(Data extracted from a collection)
- - -

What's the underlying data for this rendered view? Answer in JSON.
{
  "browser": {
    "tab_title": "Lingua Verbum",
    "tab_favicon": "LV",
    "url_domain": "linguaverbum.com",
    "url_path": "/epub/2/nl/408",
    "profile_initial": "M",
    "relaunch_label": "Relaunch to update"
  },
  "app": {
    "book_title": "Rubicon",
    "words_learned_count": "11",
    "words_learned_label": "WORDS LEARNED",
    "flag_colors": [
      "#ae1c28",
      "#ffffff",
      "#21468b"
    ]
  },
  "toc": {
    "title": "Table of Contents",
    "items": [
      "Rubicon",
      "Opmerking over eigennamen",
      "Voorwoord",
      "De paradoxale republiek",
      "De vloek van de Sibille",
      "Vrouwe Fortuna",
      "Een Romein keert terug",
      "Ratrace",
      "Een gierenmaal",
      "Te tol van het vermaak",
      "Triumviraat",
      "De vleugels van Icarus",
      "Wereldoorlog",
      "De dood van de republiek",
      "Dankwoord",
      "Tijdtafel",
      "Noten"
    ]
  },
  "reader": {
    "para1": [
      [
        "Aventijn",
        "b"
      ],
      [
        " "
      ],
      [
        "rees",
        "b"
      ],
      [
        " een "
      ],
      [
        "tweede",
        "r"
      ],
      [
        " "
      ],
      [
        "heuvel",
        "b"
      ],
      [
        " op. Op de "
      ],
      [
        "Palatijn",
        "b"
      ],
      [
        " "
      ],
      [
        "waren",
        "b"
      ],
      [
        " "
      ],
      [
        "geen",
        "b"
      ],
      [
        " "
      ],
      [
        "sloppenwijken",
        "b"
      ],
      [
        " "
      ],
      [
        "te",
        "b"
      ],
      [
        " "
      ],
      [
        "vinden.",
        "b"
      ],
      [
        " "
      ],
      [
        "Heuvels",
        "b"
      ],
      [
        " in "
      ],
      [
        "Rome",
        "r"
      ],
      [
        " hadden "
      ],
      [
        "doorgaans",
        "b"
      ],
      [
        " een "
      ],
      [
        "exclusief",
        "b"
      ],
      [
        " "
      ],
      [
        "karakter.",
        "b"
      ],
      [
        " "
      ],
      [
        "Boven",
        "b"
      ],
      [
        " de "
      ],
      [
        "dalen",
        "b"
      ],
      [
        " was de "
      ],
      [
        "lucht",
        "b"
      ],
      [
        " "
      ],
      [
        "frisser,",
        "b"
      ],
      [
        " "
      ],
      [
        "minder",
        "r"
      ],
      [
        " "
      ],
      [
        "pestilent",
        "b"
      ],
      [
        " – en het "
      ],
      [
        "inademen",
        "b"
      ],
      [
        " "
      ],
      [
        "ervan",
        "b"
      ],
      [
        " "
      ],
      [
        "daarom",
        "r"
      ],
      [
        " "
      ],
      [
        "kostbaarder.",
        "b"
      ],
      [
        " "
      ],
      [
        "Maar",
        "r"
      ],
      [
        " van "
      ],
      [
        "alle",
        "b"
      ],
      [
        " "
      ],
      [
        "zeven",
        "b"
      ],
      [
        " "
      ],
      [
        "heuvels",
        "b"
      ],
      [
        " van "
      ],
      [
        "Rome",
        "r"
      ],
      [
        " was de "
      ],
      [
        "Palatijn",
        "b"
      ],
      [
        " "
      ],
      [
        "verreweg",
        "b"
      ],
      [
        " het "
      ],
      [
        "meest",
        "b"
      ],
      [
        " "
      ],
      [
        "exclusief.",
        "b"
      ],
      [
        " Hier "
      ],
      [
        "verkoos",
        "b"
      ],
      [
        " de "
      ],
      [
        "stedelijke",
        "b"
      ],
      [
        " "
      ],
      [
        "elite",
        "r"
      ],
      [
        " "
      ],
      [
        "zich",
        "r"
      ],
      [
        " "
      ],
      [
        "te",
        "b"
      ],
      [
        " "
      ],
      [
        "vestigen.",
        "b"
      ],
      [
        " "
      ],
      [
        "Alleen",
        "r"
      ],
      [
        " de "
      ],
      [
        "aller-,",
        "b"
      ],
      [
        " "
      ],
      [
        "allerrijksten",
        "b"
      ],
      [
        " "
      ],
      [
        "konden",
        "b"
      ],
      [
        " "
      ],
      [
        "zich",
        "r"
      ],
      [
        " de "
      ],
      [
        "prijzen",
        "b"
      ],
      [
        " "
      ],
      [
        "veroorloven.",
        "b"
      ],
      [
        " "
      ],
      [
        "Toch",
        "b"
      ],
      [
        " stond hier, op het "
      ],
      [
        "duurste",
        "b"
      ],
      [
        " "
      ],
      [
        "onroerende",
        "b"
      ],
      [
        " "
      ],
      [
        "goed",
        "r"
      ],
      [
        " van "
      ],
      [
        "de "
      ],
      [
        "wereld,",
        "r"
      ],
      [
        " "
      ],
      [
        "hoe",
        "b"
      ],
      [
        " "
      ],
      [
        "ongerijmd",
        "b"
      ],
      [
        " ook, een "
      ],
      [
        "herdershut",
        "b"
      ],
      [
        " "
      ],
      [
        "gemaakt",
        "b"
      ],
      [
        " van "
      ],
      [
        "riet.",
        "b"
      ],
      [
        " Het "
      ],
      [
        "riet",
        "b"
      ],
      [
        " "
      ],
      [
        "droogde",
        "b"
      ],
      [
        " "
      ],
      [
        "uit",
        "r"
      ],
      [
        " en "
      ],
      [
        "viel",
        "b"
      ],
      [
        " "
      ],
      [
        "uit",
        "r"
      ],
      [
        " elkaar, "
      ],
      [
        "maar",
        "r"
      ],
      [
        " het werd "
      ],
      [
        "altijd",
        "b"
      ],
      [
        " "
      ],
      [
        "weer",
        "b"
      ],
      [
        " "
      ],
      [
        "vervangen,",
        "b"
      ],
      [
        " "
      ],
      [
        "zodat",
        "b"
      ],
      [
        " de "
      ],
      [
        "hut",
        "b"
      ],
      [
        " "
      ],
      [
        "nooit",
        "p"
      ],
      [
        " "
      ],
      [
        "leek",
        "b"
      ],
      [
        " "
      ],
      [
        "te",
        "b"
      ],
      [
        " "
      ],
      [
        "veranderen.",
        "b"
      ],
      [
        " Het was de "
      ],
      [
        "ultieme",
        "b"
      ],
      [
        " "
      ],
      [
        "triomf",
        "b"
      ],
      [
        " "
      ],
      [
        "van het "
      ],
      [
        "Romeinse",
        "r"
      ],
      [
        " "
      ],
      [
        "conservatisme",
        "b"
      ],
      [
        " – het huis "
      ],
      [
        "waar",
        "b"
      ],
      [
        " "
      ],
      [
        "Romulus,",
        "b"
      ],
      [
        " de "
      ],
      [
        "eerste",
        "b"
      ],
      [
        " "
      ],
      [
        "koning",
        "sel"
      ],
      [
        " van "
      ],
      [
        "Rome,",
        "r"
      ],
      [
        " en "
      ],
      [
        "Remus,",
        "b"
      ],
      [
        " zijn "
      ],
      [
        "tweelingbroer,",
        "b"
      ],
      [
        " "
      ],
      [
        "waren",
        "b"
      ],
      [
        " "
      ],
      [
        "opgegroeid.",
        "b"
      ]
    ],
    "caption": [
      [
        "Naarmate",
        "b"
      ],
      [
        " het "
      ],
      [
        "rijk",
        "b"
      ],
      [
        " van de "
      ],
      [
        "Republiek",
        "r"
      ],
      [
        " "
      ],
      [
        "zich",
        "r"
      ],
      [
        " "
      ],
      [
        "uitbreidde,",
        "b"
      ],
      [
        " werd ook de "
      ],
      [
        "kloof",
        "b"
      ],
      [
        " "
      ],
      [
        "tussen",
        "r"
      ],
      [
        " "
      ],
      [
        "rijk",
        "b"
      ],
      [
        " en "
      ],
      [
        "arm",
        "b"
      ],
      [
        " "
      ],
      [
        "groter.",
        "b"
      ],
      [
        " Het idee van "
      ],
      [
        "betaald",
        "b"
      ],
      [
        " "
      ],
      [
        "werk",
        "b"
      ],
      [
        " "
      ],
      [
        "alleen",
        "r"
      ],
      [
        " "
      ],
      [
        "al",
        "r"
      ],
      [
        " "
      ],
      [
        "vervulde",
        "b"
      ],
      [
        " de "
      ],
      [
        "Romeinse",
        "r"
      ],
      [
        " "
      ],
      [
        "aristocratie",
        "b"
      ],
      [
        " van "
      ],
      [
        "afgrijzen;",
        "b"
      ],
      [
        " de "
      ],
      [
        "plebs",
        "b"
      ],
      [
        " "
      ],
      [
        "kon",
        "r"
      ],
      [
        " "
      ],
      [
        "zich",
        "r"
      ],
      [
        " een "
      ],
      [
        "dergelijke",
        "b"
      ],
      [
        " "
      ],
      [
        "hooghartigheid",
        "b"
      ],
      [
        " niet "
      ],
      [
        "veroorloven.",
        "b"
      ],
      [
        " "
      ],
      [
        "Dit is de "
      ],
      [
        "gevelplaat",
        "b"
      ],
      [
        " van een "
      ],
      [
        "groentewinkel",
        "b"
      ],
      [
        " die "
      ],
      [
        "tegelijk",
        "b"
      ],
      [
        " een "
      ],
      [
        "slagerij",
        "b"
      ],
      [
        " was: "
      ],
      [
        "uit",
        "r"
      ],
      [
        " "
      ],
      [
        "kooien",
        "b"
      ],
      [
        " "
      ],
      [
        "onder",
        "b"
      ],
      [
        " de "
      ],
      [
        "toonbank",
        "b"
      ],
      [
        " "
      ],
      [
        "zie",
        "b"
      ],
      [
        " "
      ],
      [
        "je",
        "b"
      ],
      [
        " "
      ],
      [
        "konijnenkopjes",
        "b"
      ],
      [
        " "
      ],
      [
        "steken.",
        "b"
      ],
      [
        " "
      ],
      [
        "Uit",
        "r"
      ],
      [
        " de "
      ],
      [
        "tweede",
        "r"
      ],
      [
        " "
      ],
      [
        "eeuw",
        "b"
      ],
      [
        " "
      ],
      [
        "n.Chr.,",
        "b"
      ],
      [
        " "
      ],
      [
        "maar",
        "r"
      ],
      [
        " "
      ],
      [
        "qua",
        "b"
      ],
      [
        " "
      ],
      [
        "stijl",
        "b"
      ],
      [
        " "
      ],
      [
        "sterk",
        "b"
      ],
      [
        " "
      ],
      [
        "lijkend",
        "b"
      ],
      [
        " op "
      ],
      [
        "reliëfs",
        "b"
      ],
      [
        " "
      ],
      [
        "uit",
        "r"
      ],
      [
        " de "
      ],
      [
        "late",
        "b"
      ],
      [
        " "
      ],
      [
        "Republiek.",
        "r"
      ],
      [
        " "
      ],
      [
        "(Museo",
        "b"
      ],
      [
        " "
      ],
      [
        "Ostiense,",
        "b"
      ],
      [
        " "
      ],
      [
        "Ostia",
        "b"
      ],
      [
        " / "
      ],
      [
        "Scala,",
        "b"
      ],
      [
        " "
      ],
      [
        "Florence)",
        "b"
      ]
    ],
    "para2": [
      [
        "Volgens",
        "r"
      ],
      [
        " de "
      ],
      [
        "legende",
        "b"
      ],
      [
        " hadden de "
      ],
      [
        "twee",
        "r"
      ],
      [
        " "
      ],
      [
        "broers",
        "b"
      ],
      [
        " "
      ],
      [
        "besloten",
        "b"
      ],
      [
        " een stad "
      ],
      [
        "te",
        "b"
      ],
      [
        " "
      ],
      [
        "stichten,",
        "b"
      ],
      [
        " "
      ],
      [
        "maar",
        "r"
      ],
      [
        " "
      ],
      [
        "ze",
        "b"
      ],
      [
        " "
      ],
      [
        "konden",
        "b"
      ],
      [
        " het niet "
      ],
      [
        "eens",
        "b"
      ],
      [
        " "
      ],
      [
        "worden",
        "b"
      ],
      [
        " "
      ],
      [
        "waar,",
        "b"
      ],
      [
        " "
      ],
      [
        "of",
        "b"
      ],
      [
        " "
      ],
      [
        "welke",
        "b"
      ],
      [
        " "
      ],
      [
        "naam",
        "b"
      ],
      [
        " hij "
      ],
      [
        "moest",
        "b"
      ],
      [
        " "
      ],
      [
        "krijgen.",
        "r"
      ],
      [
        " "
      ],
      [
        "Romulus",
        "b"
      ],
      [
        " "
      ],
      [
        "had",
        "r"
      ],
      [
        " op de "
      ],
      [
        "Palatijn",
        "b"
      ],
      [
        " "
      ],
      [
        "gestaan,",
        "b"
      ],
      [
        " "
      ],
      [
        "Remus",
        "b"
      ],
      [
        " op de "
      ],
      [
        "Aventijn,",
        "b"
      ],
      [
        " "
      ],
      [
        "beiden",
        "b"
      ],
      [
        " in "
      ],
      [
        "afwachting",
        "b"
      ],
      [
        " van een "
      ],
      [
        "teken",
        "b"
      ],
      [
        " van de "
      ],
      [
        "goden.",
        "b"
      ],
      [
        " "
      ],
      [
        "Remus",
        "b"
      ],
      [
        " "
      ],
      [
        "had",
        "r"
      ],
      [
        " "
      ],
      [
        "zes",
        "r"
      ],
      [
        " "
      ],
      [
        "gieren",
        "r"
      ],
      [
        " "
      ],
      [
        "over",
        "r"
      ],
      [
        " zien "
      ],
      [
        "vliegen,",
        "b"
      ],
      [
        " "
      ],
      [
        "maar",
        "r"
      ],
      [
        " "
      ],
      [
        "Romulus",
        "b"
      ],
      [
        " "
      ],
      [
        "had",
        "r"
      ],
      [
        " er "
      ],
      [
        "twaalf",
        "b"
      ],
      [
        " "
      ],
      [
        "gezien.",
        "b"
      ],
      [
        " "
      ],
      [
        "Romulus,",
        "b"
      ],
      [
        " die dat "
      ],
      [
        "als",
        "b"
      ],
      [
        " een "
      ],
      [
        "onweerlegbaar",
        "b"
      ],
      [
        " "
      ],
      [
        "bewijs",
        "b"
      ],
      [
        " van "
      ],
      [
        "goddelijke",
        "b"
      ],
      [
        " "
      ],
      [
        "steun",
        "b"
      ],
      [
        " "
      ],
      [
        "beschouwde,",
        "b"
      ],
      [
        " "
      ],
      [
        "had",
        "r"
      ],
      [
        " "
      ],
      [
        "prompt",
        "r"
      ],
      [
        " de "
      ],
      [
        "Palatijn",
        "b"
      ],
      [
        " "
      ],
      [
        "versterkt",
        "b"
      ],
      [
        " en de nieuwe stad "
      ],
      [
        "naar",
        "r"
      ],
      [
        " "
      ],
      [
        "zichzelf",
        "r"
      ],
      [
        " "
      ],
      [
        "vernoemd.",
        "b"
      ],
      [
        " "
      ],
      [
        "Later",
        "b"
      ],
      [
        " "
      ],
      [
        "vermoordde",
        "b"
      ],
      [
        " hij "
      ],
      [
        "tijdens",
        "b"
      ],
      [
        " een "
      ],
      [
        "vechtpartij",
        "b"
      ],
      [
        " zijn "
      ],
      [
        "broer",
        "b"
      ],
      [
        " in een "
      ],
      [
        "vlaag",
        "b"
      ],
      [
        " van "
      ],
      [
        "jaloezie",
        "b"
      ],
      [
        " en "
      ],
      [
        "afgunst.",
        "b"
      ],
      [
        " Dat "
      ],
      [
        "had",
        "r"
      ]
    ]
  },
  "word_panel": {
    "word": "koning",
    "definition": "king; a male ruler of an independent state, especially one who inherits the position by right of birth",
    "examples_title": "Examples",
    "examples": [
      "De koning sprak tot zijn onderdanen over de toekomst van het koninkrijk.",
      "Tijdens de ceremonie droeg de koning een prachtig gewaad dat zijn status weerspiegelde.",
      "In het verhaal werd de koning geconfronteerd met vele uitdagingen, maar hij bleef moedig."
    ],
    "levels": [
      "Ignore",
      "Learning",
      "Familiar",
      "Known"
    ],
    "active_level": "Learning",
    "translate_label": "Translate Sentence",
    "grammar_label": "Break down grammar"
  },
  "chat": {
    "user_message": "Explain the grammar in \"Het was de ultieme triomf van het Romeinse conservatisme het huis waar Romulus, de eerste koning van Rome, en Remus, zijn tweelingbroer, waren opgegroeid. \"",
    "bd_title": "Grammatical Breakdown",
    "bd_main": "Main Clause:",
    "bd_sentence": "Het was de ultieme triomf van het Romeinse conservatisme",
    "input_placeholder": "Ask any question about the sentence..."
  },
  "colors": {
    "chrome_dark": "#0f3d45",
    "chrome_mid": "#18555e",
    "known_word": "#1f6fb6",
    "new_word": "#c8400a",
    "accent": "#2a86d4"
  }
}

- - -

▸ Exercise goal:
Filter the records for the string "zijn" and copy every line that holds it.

▸ Answer for this exercise:
        " zijn "
        " zijn "
      "De koning sprak tot zijn onderdanen over de toekomst van het koninkrijk.",
      "Tijdens de ceremonie droeg de koning een prachtig gewaad dat zijn status weerspiegelde.",
    "user_message": "Explain the grammar in \"Het was de ultieme triomf van het Romeinse conservatisme het huis waar Romulus, de eerste koning van Rome, en Remus, zijn tweelingbroer, waren opgegroeid. \"",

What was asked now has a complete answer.